I failed to see the point of this activity.

The Scores:
MODES: Great
GRAPHICS: Above Average
SOUND: Pretty Poor
GAMEPLAY: Good
REPLAYABILITY: Great
BALANCE: Amazing
ORIGINALITY: Classic
ADDICTIVENESS: Above Average
APPEAL FACTOR: Classic
MISCELLANEOUS: Good
FINAL SCORE: ENJOYABLE

Short Attention Span Summary

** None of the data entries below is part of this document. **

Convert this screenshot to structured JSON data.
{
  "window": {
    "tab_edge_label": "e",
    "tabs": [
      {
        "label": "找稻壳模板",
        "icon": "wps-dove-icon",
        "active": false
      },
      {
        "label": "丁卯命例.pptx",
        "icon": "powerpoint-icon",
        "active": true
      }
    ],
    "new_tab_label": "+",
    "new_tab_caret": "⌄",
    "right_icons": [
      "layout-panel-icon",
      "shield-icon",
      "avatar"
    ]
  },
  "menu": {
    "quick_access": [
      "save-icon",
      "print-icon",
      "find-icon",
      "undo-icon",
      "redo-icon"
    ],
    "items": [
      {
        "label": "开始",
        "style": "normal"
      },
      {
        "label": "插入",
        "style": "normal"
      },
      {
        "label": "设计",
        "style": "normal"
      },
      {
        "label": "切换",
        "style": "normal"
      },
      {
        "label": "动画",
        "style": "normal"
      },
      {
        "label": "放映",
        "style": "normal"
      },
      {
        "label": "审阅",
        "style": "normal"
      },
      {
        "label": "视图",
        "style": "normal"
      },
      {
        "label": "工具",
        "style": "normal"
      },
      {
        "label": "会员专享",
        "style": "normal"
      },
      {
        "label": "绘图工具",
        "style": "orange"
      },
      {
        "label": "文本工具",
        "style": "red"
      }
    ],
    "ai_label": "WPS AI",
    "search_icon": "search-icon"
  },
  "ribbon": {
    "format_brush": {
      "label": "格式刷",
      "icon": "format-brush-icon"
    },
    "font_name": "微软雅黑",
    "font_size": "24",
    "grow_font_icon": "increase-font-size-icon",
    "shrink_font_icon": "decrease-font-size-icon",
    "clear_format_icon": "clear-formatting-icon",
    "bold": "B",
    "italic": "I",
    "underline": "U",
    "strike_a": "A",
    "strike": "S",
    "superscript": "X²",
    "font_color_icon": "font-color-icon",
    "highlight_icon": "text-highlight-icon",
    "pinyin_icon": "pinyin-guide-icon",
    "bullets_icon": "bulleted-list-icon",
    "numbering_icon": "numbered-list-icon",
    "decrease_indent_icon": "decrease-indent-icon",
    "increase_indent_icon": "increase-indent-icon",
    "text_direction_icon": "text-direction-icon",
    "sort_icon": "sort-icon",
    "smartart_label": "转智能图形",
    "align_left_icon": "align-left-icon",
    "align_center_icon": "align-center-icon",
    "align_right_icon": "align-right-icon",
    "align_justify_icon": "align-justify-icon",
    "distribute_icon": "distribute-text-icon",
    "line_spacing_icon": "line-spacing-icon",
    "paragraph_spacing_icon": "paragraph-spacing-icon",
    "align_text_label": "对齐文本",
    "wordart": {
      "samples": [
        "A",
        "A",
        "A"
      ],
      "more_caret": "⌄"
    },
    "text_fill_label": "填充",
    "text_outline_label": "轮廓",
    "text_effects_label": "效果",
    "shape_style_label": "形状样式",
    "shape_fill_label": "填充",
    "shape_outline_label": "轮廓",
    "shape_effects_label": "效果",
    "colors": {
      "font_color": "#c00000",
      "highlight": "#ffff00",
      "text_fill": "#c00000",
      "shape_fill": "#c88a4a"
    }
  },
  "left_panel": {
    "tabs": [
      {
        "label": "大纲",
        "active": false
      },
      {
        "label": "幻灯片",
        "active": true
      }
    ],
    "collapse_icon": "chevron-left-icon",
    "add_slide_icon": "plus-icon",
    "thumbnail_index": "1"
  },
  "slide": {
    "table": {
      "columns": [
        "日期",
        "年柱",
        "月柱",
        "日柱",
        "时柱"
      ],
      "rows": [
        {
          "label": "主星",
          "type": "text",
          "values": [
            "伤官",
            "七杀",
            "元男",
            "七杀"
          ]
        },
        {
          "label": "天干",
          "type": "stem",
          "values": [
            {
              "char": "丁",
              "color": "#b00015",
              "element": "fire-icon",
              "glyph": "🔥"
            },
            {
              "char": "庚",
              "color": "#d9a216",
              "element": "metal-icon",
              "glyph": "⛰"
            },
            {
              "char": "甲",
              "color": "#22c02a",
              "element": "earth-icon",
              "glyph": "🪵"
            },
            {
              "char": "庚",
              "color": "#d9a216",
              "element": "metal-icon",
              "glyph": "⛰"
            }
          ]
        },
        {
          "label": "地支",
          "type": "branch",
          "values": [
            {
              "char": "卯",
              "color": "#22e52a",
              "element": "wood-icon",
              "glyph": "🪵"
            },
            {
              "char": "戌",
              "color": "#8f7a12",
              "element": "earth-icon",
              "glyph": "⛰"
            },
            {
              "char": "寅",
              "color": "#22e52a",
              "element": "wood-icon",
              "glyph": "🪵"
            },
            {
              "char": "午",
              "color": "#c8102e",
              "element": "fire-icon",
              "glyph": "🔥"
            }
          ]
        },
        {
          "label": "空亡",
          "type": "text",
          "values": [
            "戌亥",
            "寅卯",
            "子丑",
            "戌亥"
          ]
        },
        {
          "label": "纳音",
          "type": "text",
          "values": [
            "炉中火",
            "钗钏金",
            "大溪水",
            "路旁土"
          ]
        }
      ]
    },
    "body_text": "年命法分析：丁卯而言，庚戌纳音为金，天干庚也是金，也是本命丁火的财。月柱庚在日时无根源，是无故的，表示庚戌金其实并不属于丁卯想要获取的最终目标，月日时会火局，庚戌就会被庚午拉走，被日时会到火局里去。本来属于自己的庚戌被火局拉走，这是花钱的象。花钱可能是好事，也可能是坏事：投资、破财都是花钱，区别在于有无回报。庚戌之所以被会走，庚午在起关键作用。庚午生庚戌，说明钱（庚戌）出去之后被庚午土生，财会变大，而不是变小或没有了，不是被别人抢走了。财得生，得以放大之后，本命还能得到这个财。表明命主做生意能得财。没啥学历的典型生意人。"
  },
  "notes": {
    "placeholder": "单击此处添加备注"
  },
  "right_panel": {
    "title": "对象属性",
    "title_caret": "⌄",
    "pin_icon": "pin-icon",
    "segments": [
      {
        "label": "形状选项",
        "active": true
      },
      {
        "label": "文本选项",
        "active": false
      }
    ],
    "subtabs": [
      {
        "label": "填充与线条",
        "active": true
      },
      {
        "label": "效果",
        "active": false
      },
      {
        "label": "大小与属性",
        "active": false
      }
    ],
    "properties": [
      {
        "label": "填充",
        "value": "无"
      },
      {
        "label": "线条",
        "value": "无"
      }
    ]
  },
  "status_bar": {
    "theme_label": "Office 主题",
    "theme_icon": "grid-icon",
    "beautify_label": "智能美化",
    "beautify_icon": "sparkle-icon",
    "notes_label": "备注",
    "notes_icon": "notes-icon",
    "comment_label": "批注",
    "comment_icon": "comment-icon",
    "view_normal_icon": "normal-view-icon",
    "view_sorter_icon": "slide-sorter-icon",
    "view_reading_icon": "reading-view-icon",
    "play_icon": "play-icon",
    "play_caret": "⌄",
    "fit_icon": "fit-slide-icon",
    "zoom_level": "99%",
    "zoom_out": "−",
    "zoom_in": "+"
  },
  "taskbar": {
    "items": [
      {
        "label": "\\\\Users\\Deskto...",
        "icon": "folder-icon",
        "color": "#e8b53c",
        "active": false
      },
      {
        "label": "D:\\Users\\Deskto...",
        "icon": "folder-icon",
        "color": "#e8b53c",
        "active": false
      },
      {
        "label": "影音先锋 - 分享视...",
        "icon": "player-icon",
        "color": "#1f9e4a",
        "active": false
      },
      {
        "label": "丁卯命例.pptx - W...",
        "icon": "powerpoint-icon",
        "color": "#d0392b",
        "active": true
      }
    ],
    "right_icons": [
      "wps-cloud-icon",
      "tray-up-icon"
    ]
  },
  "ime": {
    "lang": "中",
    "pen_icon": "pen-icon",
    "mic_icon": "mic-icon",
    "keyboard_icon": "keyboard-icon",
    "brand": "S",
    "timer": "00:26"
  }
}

MindHabits was designed as a tool to help people alter their general outlook on life and make them feel more positively about themselves. In the angst filled world we live in, I can imagine millions of people willing to stop buying self-help books to focus their energy on this game. No, it’s not a therapist, and it isn’t intended to be. It’s simply a tool that can be used daily to gradually adjust the way you think or feel, depending on your initial attitude towards playing it. Anyone can approach this with a bad attitude, try it once and say it’s totally pointless and useless. I feel that if a person were to approach this method with an open mind, and do the daily training, that perhaps in time they may start to feel better about themselves and their lives. There are many methods of therapy designed around repetitive behavioral training. I feel this is just another one of those. Nothing is guaranteed, but it’s worth a shot to all the insecure people dealing with negative self-image issues.